# ACTIVITY
Go through the entries and tally the lines containing the word "objects". Only the total is wanted.
[Opening EXCERPTED RECORDS section]
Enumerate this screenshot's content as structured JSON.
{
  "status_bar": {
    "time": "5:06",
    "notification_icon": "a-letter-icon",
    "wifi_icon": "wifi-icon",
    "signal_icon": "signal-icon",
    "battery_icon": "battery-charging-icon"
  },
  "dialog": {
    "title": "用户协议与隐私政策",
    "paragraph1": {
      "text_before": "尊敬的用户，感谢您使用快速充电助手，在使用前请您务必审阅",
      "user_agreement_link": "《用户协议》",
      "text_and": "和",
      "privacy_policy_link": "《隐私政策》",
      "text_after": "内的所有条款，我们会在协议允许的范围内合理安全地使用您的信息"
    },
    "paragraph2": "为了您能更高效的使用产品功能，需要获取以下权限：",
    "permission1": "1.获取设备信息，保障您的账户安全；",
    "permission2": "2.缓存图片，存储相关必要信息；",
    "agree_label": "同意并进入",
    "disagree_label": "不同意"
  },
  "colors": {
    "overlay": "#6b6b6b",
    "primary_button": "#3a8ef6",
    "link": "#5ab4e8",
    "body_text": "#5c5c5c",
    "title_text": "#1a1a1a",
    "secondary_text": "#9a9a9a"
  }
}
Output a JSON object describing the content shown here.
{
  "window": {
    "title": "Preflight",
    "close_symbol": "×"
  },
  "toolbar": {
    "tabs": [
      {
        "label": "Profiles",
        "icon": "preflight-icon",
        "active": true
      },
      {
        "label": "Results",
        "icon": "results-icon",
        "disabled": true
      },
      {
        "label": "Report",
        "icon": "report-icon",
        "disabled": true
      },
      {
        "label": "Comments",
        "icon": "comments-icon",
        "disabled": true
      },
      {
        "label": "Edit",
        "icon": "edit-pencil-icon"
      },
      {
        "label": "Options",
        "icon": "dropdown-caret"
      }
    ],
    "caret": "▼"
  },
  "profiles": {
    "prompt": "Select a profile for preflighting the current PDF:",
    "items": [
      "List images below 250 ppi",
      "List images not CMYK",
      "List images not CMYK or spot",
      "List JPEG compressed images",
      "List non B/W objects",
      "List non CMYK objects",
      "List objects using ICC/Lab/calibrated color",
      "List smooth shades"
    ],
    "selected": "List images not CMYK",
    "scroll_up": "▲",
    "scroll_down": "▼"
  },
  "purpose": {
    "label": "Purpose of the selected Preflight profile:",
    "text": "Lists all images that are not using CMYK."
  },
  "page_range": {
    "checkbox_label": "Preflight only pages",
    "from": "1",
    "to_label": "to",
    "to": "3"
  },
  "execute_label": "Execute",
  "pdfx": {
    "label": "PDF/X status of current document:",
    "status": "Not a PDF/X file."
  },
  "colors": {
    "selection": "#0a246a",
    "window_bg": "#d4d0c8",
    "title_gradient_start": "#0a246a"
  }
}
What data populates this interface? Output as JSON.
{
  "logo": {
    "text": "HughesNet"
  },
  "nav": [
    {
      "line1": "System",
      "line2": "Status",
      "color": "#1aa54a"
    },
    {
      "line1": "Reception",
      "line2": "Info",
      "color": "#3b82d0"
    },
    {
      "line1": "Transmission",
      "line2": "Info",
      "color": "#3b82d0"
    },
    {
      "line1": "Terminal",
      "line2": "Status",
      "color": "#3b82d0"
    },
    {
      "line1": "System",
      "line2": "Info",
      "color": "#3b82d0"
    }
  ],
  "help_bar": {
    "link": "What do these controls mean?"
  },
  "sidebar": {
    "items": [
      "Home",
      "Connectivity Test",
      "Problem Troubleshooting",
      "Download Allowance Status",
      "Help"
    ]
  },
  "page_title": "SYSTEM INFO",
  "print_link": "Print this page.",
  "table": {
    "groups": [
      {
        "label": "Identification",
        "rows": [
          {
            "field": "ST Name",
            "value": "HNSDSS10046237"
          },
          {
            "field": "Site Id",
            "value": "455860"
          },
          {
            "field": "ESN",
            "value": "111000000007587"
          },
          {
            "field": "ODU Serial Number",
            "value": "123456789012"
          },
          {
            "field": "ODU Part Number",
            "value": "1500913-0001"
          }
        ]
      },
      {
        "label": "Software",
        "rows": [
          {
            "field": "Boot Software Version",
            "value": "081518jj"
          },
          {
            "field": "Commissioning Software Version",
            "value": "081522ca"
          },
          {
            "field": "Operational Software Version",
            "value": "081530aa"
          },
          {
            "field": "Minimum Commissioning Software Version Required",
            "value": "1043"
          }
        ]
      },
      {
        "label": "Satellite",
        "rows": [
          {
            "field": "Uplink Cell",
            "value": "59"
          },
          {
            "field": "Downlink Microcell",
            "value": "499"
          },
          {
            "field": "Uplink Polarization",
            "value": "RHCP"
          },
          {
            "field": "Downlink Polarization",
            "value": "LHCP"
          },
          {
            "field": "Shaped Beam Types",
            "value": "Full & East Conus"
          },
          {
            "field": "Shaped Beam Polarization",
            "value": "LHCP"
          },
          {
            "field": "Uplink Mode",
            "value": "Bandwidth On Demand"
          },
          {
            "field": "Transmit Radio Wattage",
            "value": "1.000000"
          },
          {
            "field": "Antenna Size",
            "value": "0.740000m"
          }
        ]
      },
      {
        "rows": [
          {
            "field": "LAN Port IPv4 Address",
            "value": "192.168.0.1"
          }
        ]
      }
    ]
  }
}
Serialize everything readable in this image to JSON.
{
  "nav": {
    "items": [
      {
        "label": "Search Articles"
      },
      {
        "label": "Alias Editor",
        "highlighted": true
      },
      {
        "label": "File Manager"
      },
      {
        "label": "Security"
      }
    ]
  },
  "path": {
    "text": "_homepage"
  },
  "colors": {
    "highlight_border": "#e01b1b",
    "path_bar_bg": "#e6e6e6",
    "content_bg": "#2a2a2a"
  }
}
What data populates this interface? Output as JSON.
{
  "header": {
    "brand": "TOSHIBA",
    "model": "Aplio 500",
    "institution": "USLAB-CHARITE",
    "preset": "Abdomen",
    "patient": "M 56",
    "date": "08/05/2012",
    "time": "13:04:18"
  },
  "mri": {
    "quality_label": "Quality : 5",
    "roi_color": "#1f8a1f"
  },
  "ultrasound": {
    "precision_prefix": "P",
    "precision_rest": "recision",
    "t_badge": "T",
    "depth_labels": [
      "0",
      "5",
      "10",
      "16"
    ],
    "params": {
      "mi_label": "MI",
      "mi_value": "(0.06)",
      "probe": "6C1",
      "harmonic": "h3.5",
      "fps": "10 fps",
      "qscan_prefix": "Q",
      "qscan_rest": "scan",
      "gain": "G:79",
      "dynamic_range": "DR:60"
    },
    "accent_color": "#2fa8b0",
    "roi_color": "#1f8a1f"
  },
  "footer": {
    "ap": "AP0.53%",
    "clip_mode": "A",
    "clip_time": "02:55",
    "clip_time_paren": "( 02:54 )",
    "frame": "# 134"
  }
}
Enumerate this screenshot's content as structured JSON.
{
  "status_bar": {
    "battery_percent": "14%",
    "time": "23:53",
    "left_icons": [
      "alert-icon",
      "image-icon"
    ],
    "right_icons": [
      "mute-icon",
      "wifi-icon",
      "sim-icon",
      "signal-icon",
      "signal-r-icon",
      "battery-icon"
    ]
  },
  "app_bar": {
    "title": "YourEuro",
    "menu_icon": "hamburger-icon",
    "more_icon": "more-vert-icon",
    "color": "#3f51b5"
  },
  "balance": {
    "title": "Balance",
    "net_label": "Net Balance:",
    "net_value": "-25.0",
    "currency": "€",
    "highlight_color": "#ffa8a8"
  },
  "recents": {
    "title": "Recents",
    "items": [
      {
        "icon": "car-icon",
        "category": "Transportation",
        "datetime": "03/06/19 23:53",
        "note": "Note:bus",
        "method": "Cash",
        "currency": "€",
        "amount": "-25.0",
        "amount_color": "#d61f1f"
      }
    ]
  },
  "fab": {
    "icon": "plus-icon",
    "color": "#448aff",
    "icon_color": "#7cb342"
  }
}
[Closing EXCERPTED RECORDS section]
# WORKED SOLUTION
3